>>>

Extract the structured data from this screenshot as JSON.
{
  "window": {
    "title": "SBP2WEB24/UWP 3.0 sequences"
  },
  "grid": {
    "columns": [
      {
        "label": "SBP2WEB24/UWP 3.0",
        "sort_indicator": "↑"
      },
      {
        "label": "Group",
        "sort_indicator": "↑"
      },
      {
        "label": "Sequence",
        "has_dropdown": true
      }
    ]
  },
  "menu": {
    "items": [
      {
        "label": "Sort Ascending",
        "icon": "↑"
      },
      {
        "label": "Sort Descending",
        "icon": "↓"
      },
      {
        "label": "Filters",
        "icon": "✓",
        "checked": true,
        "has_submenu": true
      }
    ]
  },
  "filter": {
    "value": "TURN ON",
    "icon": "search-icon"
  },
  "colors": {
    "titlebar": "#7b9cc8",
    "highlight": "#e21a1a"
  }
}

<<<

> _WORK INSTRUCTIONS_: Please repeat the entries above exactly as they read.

> _REPLY_:
Extract the structured data from this screenshot as JSON.
{
  "window": {
    "title": "SBP2WEB24/UWP 3.0 sequences"
  },
  "grid": {
    "columns": [
      {
        "label": "SBP2WEB24/UWP 3.0",
        "sort_indicator": "↑"
      },
      {
        "label": "Group",
        "sort_indicator": "↑"
      },
      {
        "label": "Sequence",
        "has_dropdown": true
      }
    ]
  },
  "menu": {
    "items": [
      {
        "label": "Sort Ascending",
        "icon": "↑"
      },
      {
        "label": "Sort Descending",
        "icon": "↓"
      },
      {
        "label": "Filters",
        "icon": "✓",
        "checked": true,
        "has_submenu": true
      }
    ]
  },
  "filter": {
    "value": "TURN ON",
    "icon": "search-icon"
  },
  "colors": {
    "titlebar": "#7b9cc8",
    "highlight": "#e21a1a"
  }
}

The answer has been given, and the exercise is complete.